If children ate more tepary beans and less white rice, perhaps they wouldn’t become too obese for military service. With the rise of type 2 diabetes in children, sometimes tepary beans are fed to Native American (and any other) children to help prevent type 2 diabetes and for general health. The beans were a healthy staple in the diet of Southwest Native Americans in the past few centuries.
You might start with the Native American and the story of healthy tepary beans grown all over the southwest. Check out the sites on tepary beans to get some facts and background. Or introduce tepary beans to people that work with diabetics or senior citizens looking for healthier foods with fiber.
One of the local places you can ask what month they have tepary beans in season (in 2009 it was February) is West Sacramento’s Del Rio Botanical, consumer-supported agriculture. Ask them about their community-supported agriculture boxes. Check out Del Rio Botanical’s website, The location is Peadbody Ranch, 20030 Old River Road, West Sacramento. Check out the site for the phone number.
According to a December 23, 2009 article in the Sacramento Bee, “Area school kids struggle to stay fit, keep off weight,” by Diana Lambert, or the same date Sacramento Bee article, “Database: How many students in your child’s school are unfit?” by Phillip Reese– the statistics taken show how poverty is a factor in how schools perform on the state’s test.
The study found that in most cases the more students at an elementary school eat federal lunch assisted free or reduced cost lunches, the more overweight the students are when tested in school. The conclusion seems to be that the poorer the childrens’ parents are, the fatter the children. Poverty breeds overweight kids.
Basically, you have to be poor to qualify for a free lunch at school. The lunches are federally funded. Data show that family income is connected to how overweight the children are when measured at school. When kids get home, they find that their parents cannot afford to buy fruit and vegetables or lean meats. It’s too expensive.
What’s needed are community gardens where people can grow vegetables and fruits, and even learn how to preserve them so they can have vegetables and fruits year-round without worrying about the cost.
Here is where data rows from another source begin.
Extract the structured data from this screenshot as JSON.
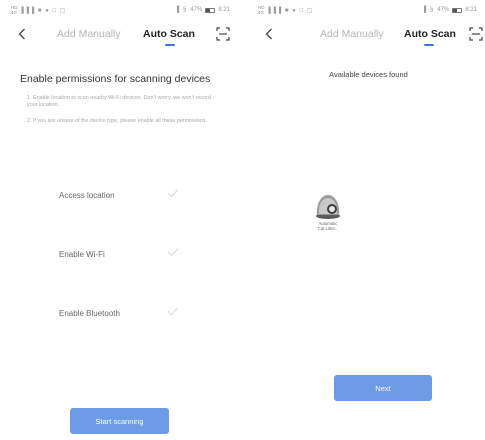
{
  "left_screen": {
    "status_bar": {
      "network_top": "HD",
      "network_bottom": "4G",
      "icons": "▐▐▐ ■ ● □ ▢",
      "right_icons": "▐ §",
      "battery_text": "47%",
      "battery_level": 0.47,
      "time": "8:21"
    },
    "header": {
      "tab_manual": "Add Manually",
      "tab_auto": "Auto Scan"
    },
    "title": "Enable permissions for scanning devices",
    "notes": [
      "1. Enable location to scan nearby Wi-Fi devices. Don't worry, we won't record your location.",
      "2. If you are unsure of the device type, please enable all these permissions."
    ],
    "permissions": [
      {
        "label": "Access location"
      },
      {
        "label": "Enable Wi-Fi"
      },
      {
        "label": "Enable Bluetooth"
      }
    ],
    "start_button": "Start scanning"
  },
  "right_screen": {
    "status_bar": {
      "network_top": "HD",
      "network_bottom": "4G",
      "icons": "▐▐▐ ■ ● □ ▢",
      "right_icons": "▐ §",
      "battery_text": "47%",
      "battery_level": 0.47,
      "time": "8:21"
    },
    "header": {
      "tab_manual": "Add Manually",
      "tab_auto": "Auto Scan"
    },
    "title": "Available devices found",
    "device": {
      "name_line1": "Automatic",
      "name_line2": "Cat Litter..."
    },
    "next_button": "Next"
  },
  "colors": {
    "accent": "#3a76d6",
    "button": "#6e9be5",
    "check": "#d8d8d8"
  }
}
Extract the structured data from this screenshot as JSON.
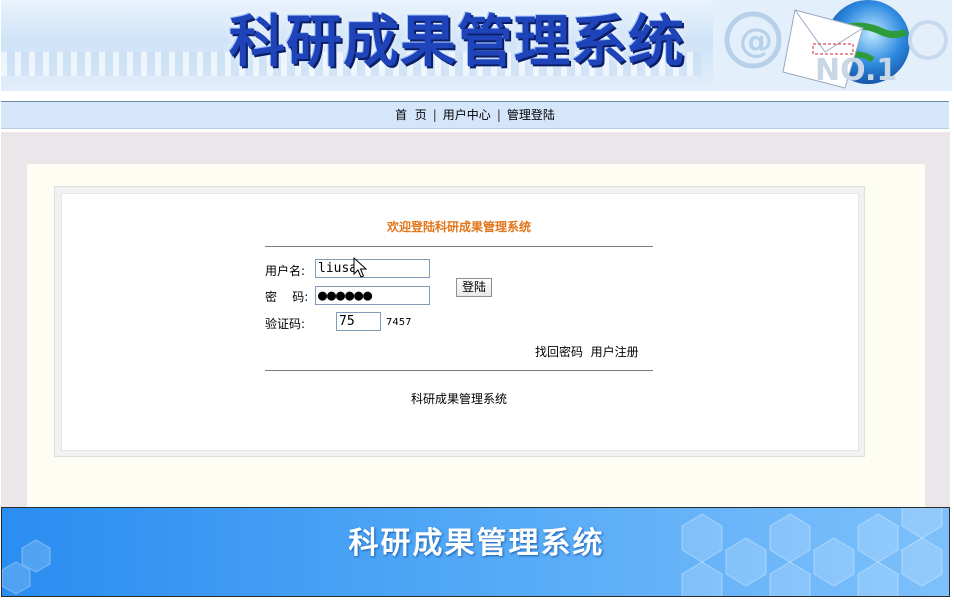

That’s why ethno-botanists and nutritional anthropologists can look at the results of how ethnic foods eaten in one country are replaced by Western fast foods and what the results are when it comes to screening military recruits for obesity. It’s a problem that becomes a national security risk, when applicants for military service are just too obese to be recruited for defense.
And the problem can be curbed by better nutrition and more activities focused on what’s healthy. You have a nation divided by body builders on one side of the divide and school kids on corndogs, sausage pizza, and chicken nugget lunches on the other side hoping to enter military careers after high school. But what happens to national security when kids are too obese?
And what happens to the police and firefighters that used to stop at the local doughnut shop? How many are snacking for energy on healthier foods, ethnic foods, or even raw and vegan foods? Look for yourself. Do you see soldiers, police officers, and firefighters going into health food stores to eat nowadays? Or do you still see those police cars in front of doughnut shops and fast-food eateries?
Are these habits a carryover from school lunch days? Who’s feeding future soldiers? And are Sacramento school lunches a security risk for the future? Answers you’ll hear most likely will be based on a need for change or a fact that the money, staff, and resources are not there for raw foods or meals cooked from scratch. Perhaps it will take Congress to make changes in the diets of youth, at least for the sake of national security.